[What this task involves]: Set down the records below in full, exactly as they read.

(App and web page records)
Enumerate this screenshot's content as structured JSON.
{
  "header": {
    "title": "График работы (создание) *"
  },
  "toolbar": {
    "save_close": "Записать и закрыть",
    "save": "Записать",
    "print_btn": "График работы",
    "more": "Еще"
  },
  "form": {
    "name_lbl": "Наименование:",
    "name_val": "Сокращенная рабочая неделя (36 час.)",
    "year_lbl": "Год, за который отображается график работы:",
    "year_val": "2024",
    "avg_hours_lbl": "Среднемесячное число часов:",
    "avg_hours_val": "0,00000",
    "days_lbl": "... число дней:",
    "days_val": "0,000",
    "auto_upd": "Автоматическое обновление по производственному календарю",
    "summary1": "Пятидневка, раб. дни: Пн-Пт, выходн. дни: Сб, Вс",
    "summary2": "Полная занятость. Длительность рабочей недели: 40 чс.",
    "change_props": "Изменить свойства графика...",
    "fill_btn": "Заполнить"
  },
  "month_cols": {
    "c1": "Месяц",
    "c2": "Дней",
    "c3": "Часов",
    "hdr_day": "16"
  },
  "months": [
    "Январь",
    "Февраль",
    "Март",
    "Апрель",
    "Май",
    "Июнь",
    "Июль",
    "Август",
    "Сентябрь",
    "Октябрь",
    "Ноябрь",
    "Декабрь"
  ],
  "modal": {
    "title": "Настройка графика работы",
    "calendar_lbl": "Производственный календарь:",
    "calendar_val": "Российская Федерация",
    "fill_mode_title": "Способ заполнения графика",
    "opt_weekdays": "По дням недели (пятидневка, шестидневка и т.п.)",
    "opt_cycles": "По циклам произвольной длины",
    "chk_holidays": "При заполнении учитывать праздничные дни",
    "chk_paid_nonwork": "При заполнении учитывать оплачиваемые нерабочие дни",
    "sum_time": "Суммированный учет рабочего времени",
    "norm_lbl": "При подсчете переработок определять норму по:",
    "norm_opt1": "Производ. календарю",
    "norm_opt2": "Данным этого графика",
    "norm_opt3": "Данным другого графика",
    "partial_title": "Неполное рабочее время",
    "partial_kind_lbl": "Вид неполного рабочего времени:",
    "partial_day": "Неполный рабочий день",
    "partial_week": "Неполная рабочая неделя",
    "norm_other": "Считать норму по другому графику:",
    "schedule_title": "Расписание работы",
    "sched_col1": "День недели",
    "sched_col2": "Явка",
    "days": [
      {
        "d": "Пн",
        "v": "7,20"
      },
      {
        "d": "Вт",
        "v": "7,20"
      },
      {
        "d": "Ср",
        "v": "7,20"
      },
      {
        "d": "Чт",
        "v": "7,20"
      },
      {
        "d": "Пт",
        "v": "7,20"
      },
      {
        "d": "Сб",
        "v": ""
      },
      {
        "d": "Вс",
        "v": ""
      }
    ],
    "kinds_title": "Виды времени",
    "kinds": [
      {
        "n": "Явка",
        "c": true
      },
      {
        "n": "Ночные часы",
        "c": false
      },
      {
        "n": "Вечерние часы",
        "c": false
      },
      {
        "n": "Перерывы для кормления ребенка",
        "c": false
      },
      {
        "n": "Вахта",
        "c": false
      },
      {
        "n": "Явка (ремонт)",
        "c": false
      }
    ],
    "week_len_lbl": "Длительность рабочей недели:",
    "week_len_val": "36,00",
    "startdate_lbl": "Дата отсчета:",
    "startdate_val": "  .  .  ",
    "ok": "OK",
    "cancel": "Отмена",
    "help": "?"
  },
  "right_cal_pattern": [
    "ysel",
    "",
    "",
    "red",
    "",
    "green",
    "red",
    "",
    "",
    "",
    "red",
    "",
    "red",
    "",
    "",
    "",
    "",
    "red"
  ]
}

[Task result]:
Enumerate this screenshot's content as structured JSON.
{
  "header": {
    "title": "График работы (создание) *"
  },
  "toolbar": {
    "save_close": "Записать и закрыть",
    "save": "Записать",
    "print_btn": "График работы",
    "more": "Еще"
  },
  "form": {
    "name_lbl": "Наименование:",
    "name_val": "Сокращенная рабочая неделя (36 час.)",
    "year_lbl": "Год, за который отображается график работы:",
    "year_val": "2024",
    "avg_hours_lbl": "Среднемесячное число часов:",
    "avg_hours_val": "0,00000",
    "days_lbl": "... число дней:",
    "days_val": "0,000",
    "auto_upd": "Автоматическое обновление по производственному календарю",
    "summary1": "Пятидневка, раб. дни: Пн-Пт, выходн. дни: Сб, Вс",
    "summary2": "Полная занятость. Длительность рабочей недели: 40 чс.",
    "change_props": "Изменить свойства графика...",
    "fill_btn": "Заполнить"
  },
  "month_cols": {
    "c1": "Месяц",
    "c2": "Дней",
    "c3": "Часов",
    "hdr_day": "16"
  },
  "months": [
    "Январь",
    "Февраль",
    "Март",
    "Апрель",
    "Май",
    "Июнь",
    "Июль",
    "Август",
    "Сентябрь",
    "Октябрь",
    "Ноябрь",
    "Декабрь"
  ],
  "modal": {
    "title": "Настройка графика работы",
    "calendar_lbl": "Производственный календарь:",
    "calendar_val": "Российская Федерация",
    "fill_mode_title": "Способ заполнения графика",
    "opt_weekdays": "По дням недели (пятидневка, шестидневка и т.п.)",
    "opt_cycles": "По циклам произвольной длины",
    "chk_holidays": "При заполнении учитывать праздничные дни",
    "chk_paid_nonwork": "При заполнении учитывать оплачиваемые нерабочие дни",
    "sum_time": "Суммированный учет рабочего времени",
    "norm_lbl": "При подсчете переработок определять норму по:",
    "norm_opt1": "Производ. календарю",
    "norm_opt2": "Данным этого графика",
    "norm_opt3": "Данным другого графика",
    "partial_title": "Неполное рабочее время",
    "partial_kind_lbl": "Вид неполного рабочего времени:",
    "partial_day": "Неполный рабочий день",
    "partial_week": "Неполная рабочая неделя",
    "norm_other": "Считать норму по другому графику:",
    "schedule_title": "Расписание работы",
    "sched_col1": "День недели",
    "sched_col2": "Явка",
    "days": [
      {
        "d": "Пн",
        "v": "7,20"
      },
      {
        "d": "Вт",
        "v": "7,20"
      },
      {
        "d": "Ср",
        "v": "7,20"
      },
      {
        "d": "Чт",
        "v": "7,20"
      },
      {
        "d": "Пт",
        "v": "7,20"
      },
      {
        "d": "Сб",
        "v": ""
      },
      {
        "d": "Вс",
        "v": ""
      }
    ],
    "kinds_title": "Виды времени",
    "kinds": [
      {
        "n": "Явка",
        "c": true
      },
      {
        "n": "Ночные часы",
        "c": false
      },
      {
        "n": "Вечерние часы",
        "c": false
      },
      {
        "n": "Перерывы для кормления ребенка",
        "c": false
      },
      {
        "n": "Вахта",
        "c": false
      },
      {
        "n": "Явка (ремонт)",
        "c": false
      }
    ],
    "week_len_lbl": "Длительность рабочей недели:",
    "week_len_val": "36,00",
    "startdate_lbl": "Дата отсчета:",
    "startdate_val": "  .  .  ",
    "ok": "OK",
    "cancel": "Отмена",
    "help": "?"
  },
  "right_cal_pattern": [
    "ysel",
    "",
    "",
    "red",
    "",
    "green",
    "red",
    "",
    "",
    "",
    "red",
    "",
    "red",
    "",
    "",
    "",
    "",
    "red"
  ]
}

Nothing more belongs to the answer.